BEGIN Task material

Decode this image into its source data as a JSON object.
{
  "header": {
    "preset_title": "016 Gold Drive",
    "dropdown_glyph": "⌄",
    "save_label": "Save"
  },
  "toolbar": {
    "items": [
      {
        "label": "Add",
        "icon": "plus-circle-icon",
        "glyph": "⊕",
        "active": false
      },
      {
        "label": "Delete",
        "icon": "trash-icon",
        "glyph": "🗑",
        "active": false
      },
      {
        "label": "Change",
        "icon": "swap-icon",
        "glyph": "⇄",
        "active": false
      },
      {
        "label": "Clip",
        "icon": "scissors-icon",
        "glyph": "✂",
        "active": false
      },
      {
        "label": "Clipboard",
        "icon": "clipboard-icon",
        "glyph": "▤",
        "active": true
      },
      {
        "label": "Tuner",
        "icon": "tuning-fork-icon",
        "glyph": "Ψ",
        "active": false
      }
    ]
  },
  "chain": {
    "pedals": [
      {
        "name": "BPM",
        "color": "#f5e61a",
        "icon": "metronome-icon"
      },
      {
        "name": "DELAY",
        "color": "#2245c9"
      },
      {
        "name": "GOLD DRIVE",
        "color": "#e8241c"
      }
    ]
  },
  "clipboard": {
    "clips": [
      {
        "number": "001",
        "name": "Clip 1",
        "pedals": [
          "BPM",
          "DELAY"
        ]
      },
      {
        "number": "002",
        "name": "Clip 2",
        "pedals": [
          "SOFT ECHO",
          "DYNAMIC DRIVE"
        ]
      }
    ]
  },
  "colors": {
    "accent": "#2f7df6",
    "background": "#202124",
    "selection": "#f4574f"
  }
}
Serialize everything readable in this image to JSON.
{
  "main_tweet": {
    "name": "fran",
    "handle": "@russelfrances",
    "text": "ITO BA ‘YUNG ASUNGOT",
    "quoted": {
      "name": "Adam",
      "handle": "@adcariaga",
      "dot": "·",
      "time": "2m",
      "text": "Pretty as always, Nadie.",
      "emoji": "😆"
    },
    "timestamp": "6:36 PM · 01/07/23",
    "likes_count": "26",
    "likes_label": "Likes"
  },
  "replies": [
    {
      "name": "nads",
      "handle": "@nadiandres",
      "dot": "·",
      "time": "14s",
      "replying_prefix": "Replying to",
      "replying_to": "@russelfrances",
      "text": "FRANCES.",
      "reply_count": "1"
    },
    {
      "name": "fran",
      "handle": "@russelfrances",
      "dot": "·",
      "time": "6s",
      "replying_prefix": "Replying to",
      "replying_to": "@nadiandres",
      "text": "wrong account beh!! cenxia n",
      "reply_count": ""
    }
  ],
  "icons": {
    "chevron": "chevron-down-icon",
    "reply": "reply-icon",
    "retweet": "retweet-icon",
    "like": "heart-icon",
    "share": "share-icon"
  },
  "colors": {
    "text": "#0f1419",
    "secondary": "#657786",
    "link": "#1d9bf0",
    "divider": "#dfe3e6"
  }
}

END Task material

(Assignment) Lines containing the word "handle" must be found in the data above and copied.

(Answer space)
    "handle": "@russelfrances",
      "handle": "@adcariaga",
      "handle": "@nadiandres",
      "handle": "@russelfrances",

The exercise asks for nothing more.